During my college years, I used to get together with fellow science students to study vocabulary, because, in those days, med school and grad school entrance exams contained a vocabulary component. For some reason, when others quizzed me, I had a frustrating mental block on one of the words we studied. Because of that, it is a word that I can never forget; moreover, it keeps pushing its way into my consciousness when I reflect on the current state of our country.

That word is “rancor,” and it means “deep-seeded ill will.” It perfectly explains the disturbing malaise that has swept across the country in recent years, like nothing I’ve ever witnessed in my 6+ decades of life. It is like a mental disease that strikes at the very core of our being and threatens our collective psyche. In the process, people are marginalized and lives destroyed.

Science has demonstrated that mental and physical health are fundamentally linked, with each being a risk factor for the other. If we can’t right the ever-increasing strain on our mental health, the added stress can become a “preexisting condition” that increases our susceptibility to physical threats, including a myriad of diseases (coronavirus included!), if it hasn’t already. As an example, people with the highest levels of self-rated distress have a 32% increased likelihood of dying from cancer, and the incidence of coronary heart disease is significantly higher in people with depression.

Signs of mental health decline include changes in eating and sleeping patterns, social withdrawal, loss of energy, irritability and mood swings, or a drop in performance at school or work. I know I’ve seen flashes of some of these in myself during COVID-dominated 2020, and I imagine many of you have as well.

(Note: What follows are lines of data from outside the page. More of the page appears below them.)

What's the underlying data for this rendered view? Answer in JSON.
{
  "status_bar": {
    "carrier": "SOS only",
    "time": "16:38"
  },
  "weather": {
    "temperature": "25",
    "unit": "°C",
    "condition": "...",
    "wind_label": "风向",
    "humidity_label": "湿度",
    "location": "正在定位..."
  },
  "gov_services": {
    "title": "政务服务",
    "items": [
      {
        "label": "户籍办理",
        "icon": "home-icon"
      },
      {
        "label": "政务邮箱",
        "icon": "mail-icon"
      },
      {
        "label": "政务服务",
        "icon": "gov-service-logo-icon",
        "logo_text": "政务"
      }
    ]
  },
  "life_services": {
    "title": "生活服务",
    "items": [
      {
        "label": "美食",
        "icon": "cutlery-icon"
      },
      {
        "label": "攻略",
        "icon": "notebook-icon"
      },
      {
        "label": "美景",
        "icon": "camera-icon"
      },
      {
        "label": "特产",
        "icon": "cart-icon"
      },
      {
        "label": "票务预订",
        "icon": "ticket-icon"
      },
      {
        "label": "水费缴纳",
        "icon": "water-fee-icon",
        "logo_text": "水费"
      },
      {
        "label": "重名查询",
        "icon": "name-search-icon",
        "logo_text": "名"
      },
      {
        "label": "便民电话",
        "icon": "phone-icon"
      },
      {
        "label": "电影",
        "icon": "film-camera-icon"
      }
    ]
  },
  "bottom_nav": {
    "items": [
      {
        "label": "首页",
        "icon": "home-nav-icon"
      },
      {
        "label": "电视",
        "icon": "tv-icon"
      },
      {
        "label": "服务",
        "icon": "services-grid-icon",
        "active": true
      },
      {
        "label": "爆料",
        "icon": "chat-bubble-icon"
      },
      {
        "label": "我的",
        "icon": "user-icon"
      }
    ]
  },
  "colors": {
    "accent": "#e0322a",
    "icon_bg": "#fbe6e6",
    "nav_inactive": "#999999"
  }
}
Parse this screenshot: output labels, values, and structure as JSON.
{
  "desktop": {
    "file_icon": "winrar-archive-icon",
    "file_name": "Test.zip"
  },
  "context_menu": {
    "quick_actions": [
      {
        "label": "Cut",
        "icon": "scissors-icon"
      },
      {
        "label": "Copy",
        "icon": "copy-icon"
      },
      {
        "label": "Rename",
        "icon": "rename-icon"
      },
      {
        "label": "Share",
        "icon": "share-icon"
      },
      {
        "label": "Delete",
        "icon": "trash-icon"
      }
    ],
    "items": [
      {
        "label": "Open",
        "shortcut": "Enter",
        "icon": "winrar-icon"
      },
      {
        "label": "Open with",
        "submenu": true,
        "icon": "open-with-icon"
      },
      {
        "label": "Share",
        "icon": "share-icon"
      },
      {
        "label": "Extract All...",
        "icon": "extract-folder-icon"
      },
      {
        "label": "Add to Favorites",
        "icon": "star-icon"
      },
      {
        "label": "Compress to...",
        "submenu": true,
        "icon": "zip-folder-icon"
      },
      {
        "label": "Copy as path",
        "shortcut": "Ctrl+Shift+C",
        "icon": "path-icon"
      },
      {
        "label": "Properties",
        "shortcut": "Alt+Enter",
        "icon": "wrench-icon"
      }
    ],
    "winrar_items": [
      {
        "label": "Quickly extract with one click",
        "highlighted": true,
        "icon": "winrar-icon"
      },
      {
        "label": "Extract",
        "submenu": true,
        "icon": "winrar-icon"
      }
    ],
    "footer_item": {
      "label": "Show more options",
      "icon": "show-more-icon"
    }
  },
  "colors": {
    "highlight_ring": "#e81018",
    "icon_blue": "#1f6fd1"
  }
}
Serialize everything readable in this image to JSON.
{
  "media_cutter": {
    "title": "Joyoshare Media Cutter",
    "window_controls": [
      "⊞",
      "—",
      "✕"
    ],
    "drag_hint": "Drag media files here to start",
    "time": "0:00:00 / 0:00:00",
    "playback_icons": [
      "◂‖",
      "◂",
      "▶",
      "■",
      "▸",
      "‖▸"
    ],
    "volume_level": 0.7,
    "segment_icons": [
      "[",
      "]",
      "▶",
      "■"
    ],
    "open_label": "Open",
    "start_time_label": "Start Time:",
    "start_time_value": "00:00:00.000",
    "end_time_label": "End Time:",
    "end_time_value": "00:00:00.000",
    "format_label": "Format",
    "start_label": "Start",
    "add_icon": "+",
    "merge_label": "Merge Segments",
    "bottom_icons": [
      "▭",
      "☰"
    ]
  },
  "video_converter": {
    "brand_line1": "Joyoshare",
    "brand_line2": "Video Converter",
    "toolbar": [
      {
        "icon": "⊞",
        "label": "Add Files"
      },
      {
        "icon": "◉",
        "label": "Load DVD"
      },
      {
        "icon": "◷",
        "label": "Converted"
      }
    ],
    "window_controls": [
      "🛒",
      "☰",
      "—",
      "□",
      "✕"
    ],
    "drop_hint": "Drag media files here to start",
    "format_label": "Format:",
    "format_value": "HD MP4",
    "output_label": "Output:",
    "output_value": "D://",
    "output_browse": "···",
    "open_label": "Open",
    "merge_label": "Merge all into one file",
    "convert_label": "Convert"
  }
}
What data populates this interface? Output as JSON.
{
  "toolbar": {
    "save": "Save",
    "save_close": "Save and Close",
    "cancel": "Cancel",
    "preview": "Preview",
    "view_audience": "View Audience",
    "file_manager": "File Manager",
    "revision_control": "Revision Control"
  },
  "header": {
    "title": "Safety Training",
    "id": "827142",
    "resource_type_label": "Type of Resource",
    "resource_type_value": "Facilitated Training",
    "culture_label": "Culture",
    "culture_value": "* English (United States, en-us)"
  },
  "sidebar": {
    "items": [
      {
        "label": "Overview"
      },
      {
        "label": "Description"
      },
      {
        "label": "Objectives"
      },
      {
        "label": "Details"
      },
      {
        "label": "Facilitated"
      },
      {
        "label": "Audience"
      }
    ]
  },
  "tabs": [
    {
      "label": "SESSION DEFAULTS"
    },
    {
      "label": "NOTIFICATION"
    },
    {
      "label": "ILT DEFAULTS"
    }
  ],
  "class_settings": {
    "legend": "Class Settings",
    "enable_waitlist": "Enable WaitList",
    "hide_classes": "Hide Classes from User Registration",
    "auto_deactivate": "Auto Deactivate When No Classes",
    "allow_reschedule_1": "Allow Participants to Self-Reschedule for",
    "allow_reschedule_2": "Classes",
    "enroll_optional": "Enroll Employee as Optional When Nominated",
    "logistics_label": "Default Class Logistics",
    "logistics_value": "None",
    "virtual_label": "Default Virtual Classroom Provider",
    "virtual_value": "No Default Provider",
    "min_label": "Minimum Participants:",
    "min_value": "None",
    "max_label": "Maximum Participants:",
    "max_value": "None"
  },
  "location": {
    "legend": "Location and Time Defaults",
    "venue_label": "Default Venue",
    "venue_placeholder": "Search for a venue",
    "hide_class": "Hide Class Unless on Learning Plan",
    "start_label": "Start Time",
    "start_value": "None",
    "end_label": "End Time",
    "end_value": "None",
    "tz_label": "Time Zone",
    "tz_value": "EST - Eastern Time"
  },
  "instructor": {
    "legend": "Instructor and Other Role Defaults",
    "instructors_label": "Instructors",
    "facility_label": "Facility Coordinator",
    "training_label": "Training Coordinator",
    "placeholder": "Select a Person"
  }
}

In his sermon Sunday about Samuel, Pastor Tyler asked if the word of the Lord today is rare or if our leaders have failed to hear His word. It might appear so when you consider the erosion of civility and basic human decency that at times seems to have no bounds. And our ability to reverse this trend and reboot our mental health seems daunting in light of the widespread one-upmanship and winner-take-all approach that dominates our political landscape. I pray that God’s word will be heard and that His healing hand will bring us together to seek the common good, leading to careful, respectful and intelligent dialogue that supplants knee-jerk emotionalism.

The above Bible verse is my favorite. It is clear that we have fallen far short of its directive. We have all seen those car bumper stickers with the single word, “coexist.” I find this message strangely cold and impersonal. We should set the bar higher. May I suggest a different bumper sticker incorporating Micah 6:8 with one important modification that reads: “Love Unconditional Kindness.” Our ability to get along with others shouldn’t be dependent on their ethnicity, socioeconomic status or political persuasion. Maybe by focusing on kindness, instead of character assassination, we can see profound healing, both mentally and physically.